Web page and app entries
******************************
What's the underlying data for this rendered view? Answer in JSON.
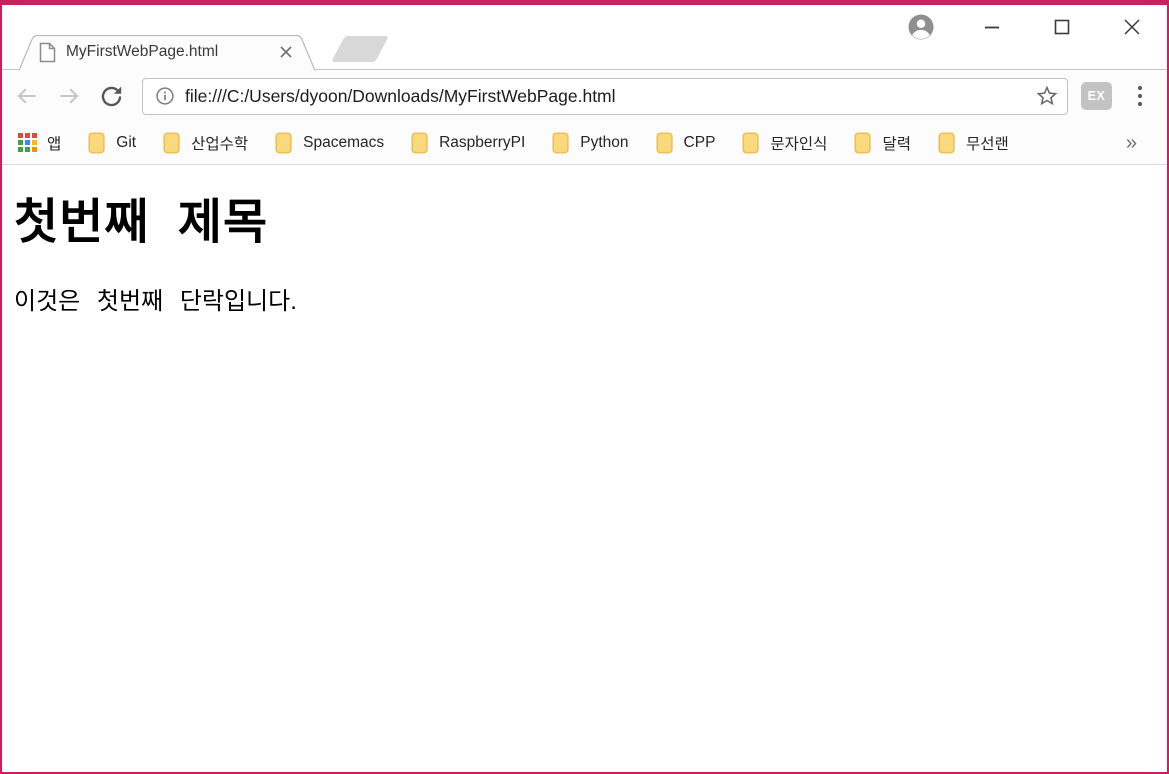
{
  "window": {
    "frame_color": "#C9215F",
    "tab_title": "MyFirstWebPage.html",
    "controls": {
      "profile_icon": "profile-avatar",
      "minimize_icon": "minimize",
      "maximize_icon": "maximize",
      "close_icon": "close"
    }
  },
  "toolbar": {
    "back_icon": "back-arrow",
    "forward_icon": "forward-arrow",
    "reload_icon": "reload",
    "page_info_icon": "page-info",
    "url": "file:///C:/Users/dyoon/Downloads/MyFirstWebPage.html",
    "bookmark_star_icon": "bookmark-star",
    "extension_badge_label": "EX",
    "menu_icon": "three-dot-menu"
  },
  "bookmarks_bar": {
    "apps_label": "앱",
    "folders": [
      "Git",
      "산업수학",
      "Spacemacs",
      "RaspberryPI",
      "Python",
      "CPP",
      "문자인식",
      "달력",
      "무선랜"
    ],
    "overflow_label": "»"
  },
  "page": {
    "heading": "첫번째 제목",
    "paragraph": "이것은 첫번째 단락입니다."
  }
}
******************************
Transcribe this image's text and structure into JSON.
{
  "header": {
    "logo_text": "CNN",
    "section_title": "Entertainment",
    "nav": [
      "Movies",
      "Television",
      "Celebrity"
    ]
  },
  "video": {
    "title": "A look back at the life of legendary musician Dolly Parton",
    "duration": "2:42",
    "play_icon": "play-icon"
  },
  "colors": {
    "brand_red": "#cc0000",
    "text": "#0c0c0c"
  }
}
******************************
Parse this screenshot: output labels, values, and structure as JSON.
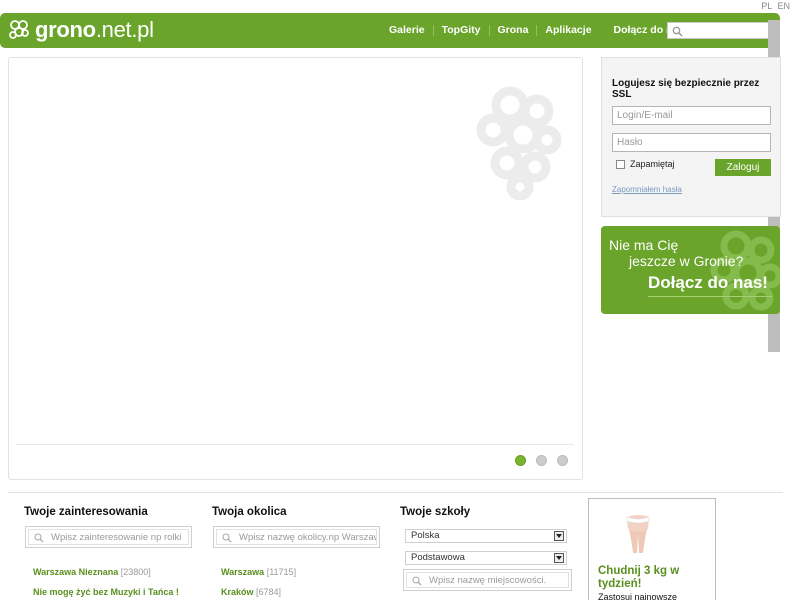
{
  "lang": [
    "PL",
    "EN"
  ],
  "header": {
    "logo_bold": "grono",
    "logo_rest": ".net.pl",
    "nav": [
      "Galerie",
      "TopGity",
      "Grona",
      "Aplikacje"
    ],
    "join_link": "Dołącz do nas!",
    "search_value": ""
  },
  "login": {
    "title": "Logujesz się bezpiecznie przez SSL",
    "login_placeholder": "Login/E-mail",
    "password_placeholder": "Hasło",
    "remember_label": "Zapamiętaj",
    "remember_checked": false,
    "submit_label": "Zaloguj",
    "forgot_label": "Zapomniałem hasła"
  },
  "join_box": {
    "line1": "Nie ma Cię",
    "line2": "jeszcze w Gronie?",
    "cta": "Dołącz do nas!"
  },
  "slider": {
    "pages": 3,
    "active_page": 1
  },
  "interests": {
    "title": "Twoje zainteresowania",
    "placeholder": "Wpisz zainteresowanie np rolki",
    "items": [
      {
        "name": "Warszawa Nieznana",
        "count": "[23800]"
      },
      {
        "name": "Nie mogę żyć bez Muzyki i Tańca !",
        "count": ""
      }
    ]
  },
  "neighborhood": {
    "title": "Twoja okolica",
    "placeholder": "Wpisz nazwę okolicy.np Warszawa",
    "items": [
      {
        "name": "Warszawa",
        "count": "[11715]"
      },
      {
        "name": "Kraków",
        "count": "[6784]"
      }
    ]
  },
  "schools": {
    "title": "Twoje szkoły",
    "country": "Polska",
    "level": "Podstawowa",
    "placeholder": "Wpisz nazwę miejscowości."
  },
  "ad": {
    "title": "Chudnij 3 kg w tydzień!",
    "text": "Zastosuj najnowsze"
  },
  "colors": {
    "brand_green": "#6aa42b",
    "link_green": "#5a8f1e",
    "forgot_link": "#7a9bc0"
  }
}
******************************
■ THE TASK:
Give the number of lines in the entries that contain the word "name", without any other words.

■ EXERCISE ANSWER:
4